Publication: Armed Conflict Survey 2015
14 April 2015
Central African Republic
Central African Republic experienced deepening violence in 2014, as the country’s predominately Muslim rebels clashed with vigilante groups made up of Christians and animists. The conflict had been sparked by the Muslim Séléka rebellion of March 2013, which unseated President François Bozizé. Initially led by Michel Djotodia, who replaced Bozizé, the rebels were accused of carrying out mass atrocities that targeted Central African Republic’s Christian majority. Although Djotodia officially disbanded his alliance after six months, he was by that time unable to restrain Séléka fighters. The ensuing violence led to the emergence of Christian anti-balaka (anti-machete) militias, who carried out revenge attacks on Muslim civilians.
A flawed ceasefire agreement

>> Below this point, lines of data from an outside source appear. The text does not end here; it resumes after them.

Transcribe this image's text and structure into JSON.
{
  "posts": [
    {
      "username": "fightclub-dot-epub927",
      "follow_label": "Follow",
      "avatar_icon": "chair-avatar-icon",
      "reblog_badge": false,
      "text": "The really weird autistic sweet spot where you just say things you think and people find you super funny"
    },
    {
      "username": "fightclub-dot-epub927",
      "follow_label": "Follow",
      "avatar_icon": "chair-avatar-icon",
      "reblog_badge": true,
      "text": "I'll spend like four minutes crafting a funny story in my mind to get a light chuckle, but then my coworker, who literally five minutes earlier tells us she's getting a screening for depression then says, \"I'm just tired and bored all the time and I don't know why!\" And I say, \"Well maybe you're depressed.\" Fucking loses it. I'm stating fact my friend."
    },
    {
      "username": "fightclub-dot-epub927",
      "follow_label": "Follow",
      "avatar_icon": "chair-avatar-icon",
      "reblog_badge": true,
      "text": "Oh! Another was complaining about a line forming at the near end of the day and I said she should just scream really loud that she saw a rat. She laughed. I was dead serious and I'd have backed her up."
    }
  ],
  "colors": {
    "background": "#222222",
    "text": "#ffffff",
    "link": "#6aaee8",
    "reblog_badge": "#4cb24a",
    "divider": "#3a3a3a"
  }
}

The Central African political leadership had progressively diminishing control of the crisis, as was suggested by widespread reports of lynching, mutilation and cannibalism. Djotodia was pressured into resigning in January 2014, when he attended a regional conference that aimed to stem the increasing sectarian violence in his country.